- [Task data]:

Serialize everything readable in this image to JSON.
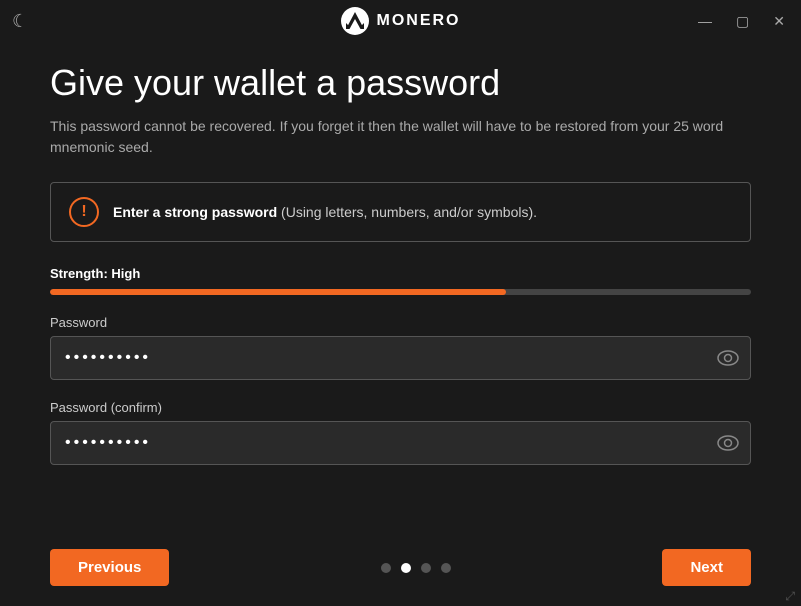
{
  "titleBar": {
    "appName": "MONERO",
    "minimizeLabel": "—",
    "maximizeLabel": "▢",
    "closeLabel": "✕"
  },
  "page": {
    "title": "Give your wallet a password",
    "subtitle": "This password cannot be recovered. If you forget it then the wallet will have to be restored from your 25 word mnemonic seed.",
    "warningText_strong": "Enter a strong password",
    "warningText_rest": " (Using letters, numbers, and/or symbols).",
    "strengthLabel": "Strength:",
    "strengthValue": "High",
    "strengthPercent": 65,
    "passwordLabel": "Password",
    "passwordConfirmLabel": "Password (confirm)",
    "passwordDots": "●●●●●●●●●●",
    "passwordConfirmDots": "●●●●●●●●●●"
  },
  "footer": {
    "previousLabel": "Previous",
    "nextLabel": "Next",
    "dots": [
      {
        "active": false
      },
      {
        "active": true
      },
      {
        "active": false
      },
      {
        "active": false
      }
    ]
  }
}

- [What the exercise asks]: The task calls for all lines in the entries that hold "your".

- [Completed exercise]:
    "title": "Give your wallet a password",
    "subtitle": "This password cannot be recovered. If you forget it then the wallet will have to be restored from your 25 word mnemonic seed.",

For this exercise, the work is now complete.